I was cruising my google feed reader (handiest thing ever) and I came across this post(not totally sfw) lauding Cindy Crawford and her graceful aging.
Yes Ms. Crawford looks hot. We know this. I think we've known this for what twenty years now?
But what bothers me is the idea that one must remain youthful and largely unchanged, to stay the hot young things we were when we were 20. As I've said before I find that whole idea unnatural and plain icky.
What bothers me further is the inference these days that self care automatically means you must remain trim and toned. That taking care of yourself means staying or getting thin.
I think this bastardization of the idea of self care is harmful to people in general.
I don't like the idea that the only path to self care and therefore visible self love is to eliminate your vices, shed those pounds etc.
Why is it that in reading about self care it's always presumed that the ideal is where you must want to be? I believe that this thin centric, tunnel vision of self care is harmful and in the end for a lot of us another fount of misery.
If you haven't read it I'll point you to Kate's post about the Fantasy of Being Thin.
I bring that up because the going definitions of self care seem to fit right in don't they?
I fully believe that the idea of self care is in desperate need of rephrasing and rethinking.
Instead of self care being all about retaining your appearance of youth, being thin, appearing to be fit (because if you do a little googling it's very apparent that you can look fine and not be fine), we as humans might want to focus on being good to ourselves.
By that I mean don't exercise yourself into pain or injury. You'd think that's common sense but if you watch reality weight loss shows, listen to people talk about weightloss it's just not.
Instead of looking to remake yourself into some image of perfection that is unattainable, why not just be nice? Be nice to yourself. Learn to love your foibles, love your insecurities. Love who you have spent your time on earth becoming. And then, maybe you know what you might discover that you don't need to change.
Or maybe you do and that's okay. That's great. What I'm saying is changing because you think you're defective or because it seems like the thing to do is not good for you.
Further let's teach our kids this way. Instead of just letting them absorb all the bullshit let's fight it. Instead of letting your daughter hear how much you think your ass sucks and what a bad person you are for having that cookie, squash it. Think about all the children suffering from eating disorders. About the children suffering depression.
Think about how it might have changed your life if as a kid someone special to you showed you what a healthy body image looks like and is.
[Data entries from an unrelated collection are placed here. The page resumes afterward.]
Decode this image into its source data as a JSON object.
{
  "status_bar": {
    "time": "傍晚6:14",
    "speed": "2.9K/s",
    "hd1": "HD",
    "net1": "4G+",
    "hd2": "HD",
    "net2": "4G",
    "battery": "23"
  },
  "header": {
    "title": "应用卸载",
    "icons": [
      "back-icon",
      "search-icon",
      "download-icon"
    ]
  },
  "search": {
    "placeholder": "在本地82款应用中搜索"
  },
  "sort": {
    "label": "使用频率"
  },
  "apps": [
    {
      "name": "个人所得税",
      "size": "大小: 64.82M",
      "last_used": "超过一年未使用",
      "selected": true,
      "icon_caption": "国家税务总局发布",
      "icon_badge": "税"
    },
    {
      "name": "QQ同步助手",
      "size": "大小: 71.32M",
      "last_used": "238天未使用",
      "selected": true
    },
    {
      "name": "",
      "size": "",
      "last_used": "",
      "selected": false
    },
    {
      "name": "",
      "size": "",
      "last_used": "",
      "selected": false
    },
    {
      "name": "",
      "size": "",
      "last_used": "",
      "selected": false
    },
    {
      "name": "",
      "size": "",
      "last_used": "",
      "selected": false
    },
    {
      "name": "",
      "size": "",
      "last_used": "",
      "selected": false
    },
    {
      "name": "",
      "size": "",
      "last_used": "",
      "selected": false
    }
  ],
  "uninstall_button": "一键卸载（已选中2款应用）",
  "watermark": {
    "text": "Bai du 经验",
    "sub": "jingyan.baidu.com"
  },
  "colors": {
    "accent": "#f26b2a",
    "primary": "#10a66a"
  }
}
I believe that we are all fucked up. There is stuff wrong with and weird about all of us. I also believe that is not in and of itself a horrible no good very bad thing. I believe that we can love ourselves as fucked up and weird as we are. I believe that when we love ourselves it starts to get easier not to be fucked up.
These are lessons I take to heart because I struggle. I am not bullet proof.
I fuck up.
Sometimes I am angry with myself for not being up to my own standards.
Sometimes, I hate my ass.
Most of the time I don't. Most of the time I fight for myself. I fight to feel good and practice thoughtful self care.
So what are we going to do about all this?
You tell me my darlings. How do you love yourselves? What helps you to care for yourself in a loving manner?